Let’s blame the Lefties, and the wokeists, and pompously opine with privately-educated vowels how ignorant the mob is being when it acts as people always have to symbolise the end of bad behaviour, which is to see if a statue can swim, or test its reaction to being firmly slapped with a flip-flop.
If you stop to think, this is a rather brilliant way of overthrowing a wrong-‘un. If you can topple a statue and it fails to do the 25-metre breast stroke, then it was probably a harmless lump of rock and the regime it represents can be similarly dismantled. Choose your moment well, and the only thing that dies is a tyrant’s ego.
Demanding protesters seek planning permission before testing the ability of a statue to shoot them in the head is silly, especially when you consider the fact that Mr Colston did not seek permission for slave-trading while making a lovely profit which he spent on charity only for people he approved of. Victorian Bristolians initially refused to fund his effigy, can’t think why, so it was paid for by some rich mates instead.
A ‘mob’ is defined as a large crowd of people intent on causing trouble. The worst one we have at the moment – the one that ignores the law, shows no sign of intelligence, and damages every single thing it lays its hands upon – is called the government.

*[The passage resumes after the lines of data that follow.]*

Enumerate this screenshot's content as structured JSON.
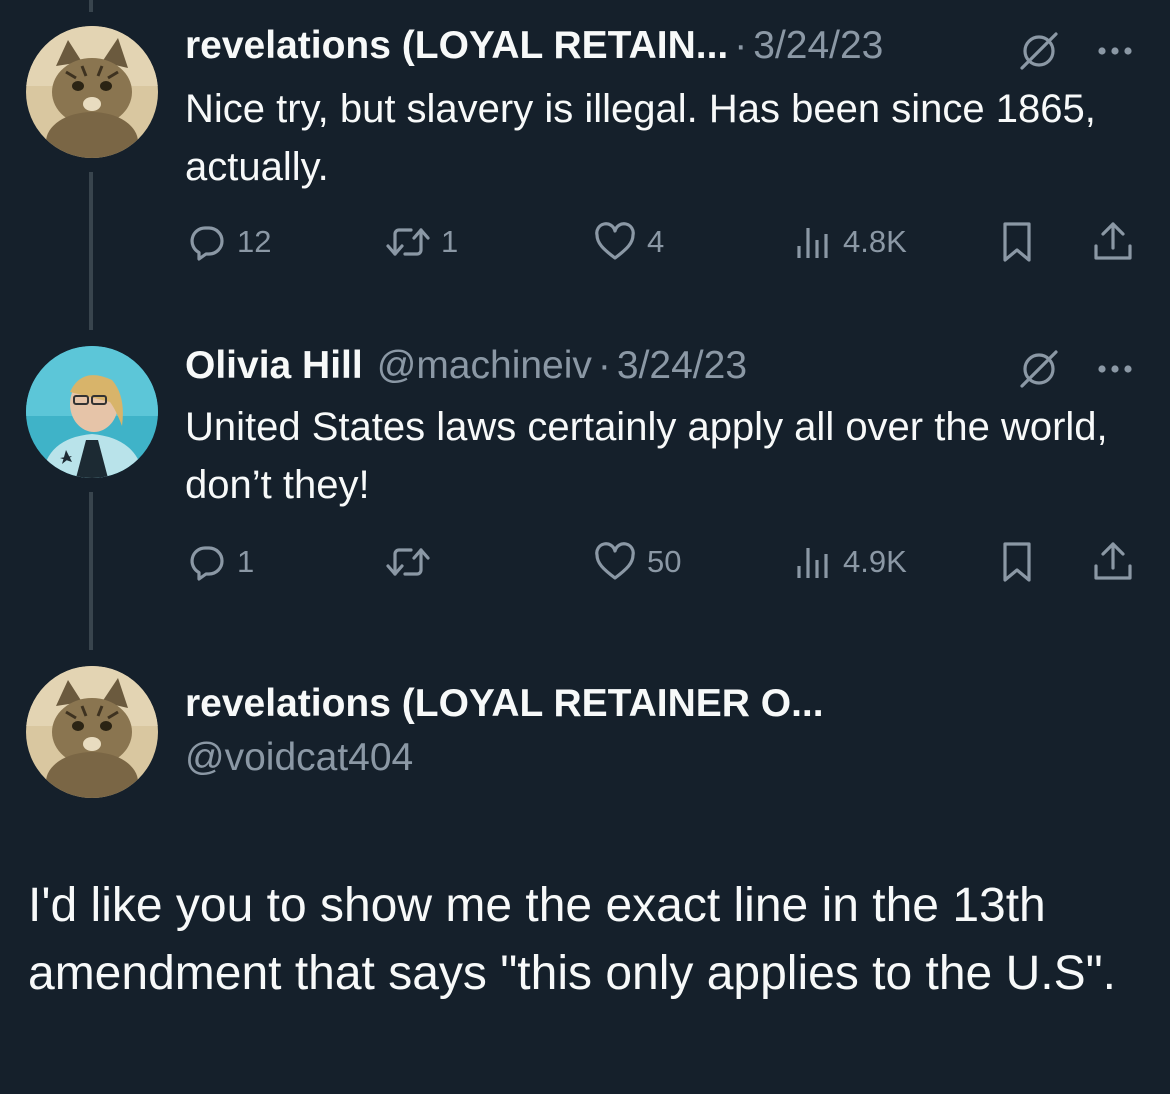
{
  "tweets": [
    {
      "author_name": "revelations (LOYAL RETAIN...",
      "separator": "·",
      "date": "3/24/23",
      "text": "Nice try, but slavery is illegal. Has been since 1865, actually.",
      "replies": "12",
      "retweets": "1",
      "likes": "4",
      "views": "4.8K"
    },
    {
      "author_name": "Olivia Hill",
      "handle": "@machineiv",
      "separator": "·",
      "date": "3/24/23",
      "text": "United States laws certainly apply all over the world, don’t they!",
      "replies": "1",
      "retweets": "",
      "likes": "50",
      "views": "4.9K"
    }
  ],
  "focused": {
    "author_name": "revelations (LOYAL RETAINER O...",
    "handle": "@voidcat404",
    "text": "I'd like you to show me the exact line in the 13th amendment that says \"this only applies to the U.S\"."
  },
  "icons": {
    "reply": "reply-icon",
    "retweet": "retweet-icon",
    "like": "like-icon",
    "views": "views-icon",
    "bookmark": "bookmark-icon",
    "share": "share-icon",
    "grok": "grok-icon",
    "more": "more-icon"
  },
  "colors": {
    "background": "#15202b",
    "text": "#f7f9f9",
    "muted": "#8b98a5",
    "thread_line": "#38444d"
  }
}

And so I entirely agree with its demand that its worst excesses be curbed with legislation, banning all members of it from ever being a member of anything except the Bullingdon Club ever again. They should be in a museum, considered in context, and then dumped in the river just to be sure.